On 31 August 1960 Liddell made his last-ever appearance for Liverpool in a 1-0 defeat to Southampton in the Second Division. No other player had made more appearances for the club than King Billy, a total of 534 eclipsing Elisha Scott's total of 468. Three weeks later Liddell's testimonial took place against an International XI which included several greats such as Bert Trautmann (Manchester City), Sir Stanley Matthews (Blackpool), Nat Lofthouse (Bolton) and Sir Thomas Finney (Preston North End's legend). Liverpool won 4-2 with Liddell scoring for the opposition and netting £6,000 for which he bought a house. On the eve of his testimonial Billy revealed once more his affection for his club and the city it was based in. "It has often been said that there is no sentiment in football, but I believe that my career, at least, has proved that wrong. Every Scot is proud of his heritage, but I am equally proud to know that in the city of my adoption I am accepted as a fellow-Liverpudlian. It hardly seems 22 years since I was being warned about the "terrible" city which has meant so much to me. I cannot recall who said that a city is not just bricks and mortar and fine buildings, it is the people in it, but it expresses what I think. I would like to take the opportunity of thanking the much-maligned Liverpool supporters for the encouragement they have given to me. I have always been happy at Anfield for I know we have the staunchest bunch of supporters in the land."

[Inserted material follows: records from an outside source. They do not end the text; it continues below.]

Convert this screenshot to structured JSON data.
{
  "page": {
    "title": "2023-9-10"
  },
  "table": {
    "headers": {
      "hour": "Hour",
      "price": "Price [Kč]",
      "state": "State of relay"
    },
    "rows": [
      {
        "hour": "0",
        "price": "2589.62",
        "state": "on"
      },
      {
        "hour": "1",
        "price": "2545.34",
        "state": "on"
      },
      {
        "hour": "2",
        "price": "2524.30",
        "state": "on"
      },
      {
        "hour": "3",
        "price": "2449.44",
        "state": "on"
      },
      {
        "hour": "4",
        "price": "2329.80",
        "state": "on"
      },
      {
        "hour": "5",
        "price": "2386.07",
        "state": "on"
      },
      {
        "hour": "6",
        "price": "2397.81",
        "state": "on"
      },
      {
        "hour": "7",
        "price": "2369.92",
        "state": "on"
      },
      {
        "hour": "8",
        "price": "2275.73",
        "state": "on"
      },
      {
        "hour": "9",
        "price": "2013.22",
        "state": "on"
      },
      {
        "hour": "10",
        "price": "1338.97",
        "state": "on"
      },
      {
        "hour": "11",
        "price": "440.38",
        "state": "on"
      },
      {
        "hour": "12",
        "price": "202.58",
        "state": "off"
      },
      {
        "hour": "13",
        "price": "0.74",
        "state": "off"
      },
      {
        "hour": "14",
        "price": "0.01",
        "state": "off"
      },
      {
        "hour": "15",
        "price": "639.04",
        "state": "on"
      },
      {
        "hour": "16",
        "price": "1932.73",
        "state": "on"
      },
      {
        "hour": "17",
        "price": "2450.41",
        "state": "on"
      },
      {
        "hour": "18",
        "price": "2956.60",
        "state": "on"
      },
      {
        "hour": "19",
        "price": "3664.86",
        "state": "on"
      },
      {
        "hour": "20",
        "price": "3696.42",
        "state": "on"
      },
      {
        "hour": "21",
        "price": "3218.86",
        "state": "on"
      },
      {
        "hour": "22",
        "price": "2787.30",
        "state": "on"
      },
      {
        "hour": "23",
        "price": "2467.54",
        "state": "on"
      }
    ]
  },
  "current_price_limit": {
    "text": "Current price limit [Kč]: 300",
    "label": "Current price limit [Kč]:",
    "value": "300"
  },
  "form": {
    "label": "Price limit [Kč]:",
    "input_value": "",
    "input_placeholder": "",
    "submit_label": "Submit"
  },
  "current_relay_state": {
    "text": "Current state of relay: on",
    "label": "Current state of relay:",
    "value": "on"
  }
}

"What can you say about him? Liverpool have had some good club players, but I think he is the finest in their history. Look at him today. I used to do a bit of running around, but he does a lot more than I ever did," said Donald Mackinlay, Liverpool's captain from the 1920's, in 1955. He added poignantly: "Matthews is a great entertainer, but for me that Liddell man is “It”. He is one of the greatest club men ever to have played football.”